Our efforts became more serious. During ovulation I became a sex slave of sorts. You’d think that this much sex would be like a dream come true for a man. My dream turned out to be a nightmare. I never thought I’d ever say “Again?” with fear in my voice when it came to sex.
We also decided to take advantage of the infertility benefits in our group insurance. That was when we learned that both of us had infertility issues. I also had a autoimmune disease; I was allergic to my own sperm (possibly due to being kicked THERE while sparing in Tae Kwon Do). They essentially liked to huddle together instead of swimming for the prize. Perfect!
I couldn’t stand the thought of jabbing CavWife with needles. I didn’t want to hurt her by mistake. So she did it. I had watched friends go through this process. I knew what was probably coming. The elevated hormone levels would make the monthly disappointment even more disappointing. It could quickly become crushing defeat. The fact that there was no treatment for my infertility issue made the situation even more dire. After the first month we talked about it. Maybe I was a coward, but I think I was being wise and protective. But we stopped the extra ordinary measures and focused on the adoption.
CavWife began to wait on me, again. We would get information about children with special needs that fit our profile. I kept saying ‘no’. She was getting frustrated. I wasn’t sure what I was looking for, but would know the child when I saw him (yes, we wanted a boy). I asked her to trust God to work in me so I’d know. It didn’t take much longer. Just before the 4th of July we got information about a little boy with bilateral cleft lip and palate. It was the eyes. So many kids’ eyes seemed dead, lifeless or at least joyless. His seemed alive. He was the one.
Little did we realize that he had initially failed to thrive. Nearly dead, he was sent to a smaller orphanage run by a woman from New Zealand. She, and her staff, brought him back to life. She gave him the nickname of Daniel, knowing he’d encounter many obstacles. If we knew about the nickname, we would have kept it. Instead we chose Elijah- Yhwh is my God- as our greatest hope for him.
The referral was approved in August of 2007. Somehow, we with doctorates in waiting didn’t have to wait. This was great news because that small church was closing. If I was unemployed too long we’d have to stop the adoption process and then get back in the much longer line. So we continued the process of moving from referral to travel with all of the accompanying forms, fees, couriers, and requisite waiting.

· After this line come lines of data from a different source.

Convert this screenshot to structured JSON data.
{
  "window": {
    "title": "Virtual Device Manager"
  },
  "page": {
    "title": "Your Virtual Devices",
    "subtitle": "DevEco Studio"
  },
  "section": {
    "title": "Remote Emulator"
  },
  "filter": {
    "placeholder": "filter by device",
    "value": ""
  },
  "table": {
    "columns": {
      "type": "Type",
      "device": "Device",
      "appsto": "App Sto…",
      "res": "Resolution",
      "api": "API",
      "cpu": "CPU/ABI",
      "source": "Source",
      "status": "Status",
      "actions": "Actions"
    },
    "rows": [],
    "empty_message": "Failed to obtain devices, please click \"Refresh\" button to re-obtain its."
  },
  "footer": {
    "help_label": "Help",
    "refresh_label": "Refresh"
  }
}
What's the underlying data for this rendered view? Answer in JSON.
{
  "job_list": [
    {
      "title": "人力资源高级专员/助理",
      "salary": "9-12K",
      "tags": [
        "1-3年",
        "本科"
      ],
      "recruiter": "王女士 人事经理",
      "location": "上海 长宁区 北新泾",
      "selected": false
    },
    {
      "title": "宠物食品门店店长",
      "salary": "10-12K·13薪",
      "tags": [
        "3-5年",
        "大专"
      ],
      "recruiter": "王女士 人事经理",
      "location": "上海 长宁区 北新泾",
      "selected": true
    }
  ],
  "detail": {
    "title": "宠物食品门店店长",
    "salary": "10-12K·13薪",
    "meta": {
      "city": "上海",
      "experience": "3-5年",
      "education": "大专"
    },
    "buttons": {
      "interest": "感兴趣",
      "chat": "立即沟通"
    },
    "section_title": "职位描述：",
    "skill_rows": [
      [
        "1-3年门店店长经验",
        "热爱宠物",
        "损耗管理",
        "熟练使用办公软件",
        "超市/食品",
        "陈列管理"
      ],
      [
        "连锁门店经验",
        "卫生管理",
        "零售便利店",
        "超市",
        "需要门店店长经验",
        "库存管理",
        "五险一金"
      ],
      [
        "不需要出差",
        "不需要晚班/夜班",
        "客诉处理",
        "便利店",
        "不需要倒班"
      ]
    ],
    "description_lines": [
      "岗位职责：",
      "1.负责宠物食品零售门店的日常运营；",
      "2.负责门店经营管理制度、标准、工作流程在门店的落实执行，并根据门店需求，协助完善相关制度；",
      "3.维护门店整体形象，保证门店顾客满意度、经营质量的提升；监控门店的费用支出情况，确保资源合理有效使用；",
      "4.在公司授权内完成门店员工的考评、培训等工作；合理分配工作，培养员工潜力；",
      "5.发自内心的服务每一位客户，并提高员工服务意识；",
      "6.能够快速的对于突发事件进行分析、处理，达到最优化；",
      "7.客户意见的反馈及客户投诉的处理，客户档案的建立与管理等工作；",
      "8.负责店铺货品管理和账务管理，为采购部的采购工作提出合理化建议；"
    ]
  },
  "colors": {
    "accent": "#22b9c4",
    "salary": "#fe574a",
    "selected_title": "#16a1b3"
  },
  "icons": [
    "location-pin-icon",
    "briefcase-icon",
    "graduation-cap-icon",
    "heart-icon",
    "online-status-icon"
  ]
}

While we were away for an elongated Christmas vacation, we got the word about travel dates. CavWife would travel the day after we were supposed to return to FL. We had been waiting for an appointment to have our fingerprints re-done since they were about to “expire.” There were lots of phone calls and changing of flights to get everything done before she left the country. It would take time to process the fingerprints, and they would have to be at the U.S. Consolate in China in order to finalize the adoption so they could leave the country.
Everything is on their timetable, not yours. You bend, or break, to their time frames. This is a reality of adoption, and infertility- the complete sense of powerlessness. You can’t control anything, but are subject to far greater powers. It isn’t just the waiting; it is the scrambling, the inane paperwork, the endless questions. You are not in control. And that is a hard reality to face.
Even in China she had to wait. The day he was supposed to arrive arrived. But he didn’t. For hours she watched, tearfully, as children were introduced to their new families. Where was CavBoy? Finally word came that they had not left in time to arrive that day. Tomorrow. Then we were waiting on the fingerprints to arrive for the appointment at the U.S. Consulate on Monday. Back home it was Sunday night, there was no one I could call to facilitate the process. She kept praying and reading Psalms. Amazingly they arrived before the end of the day.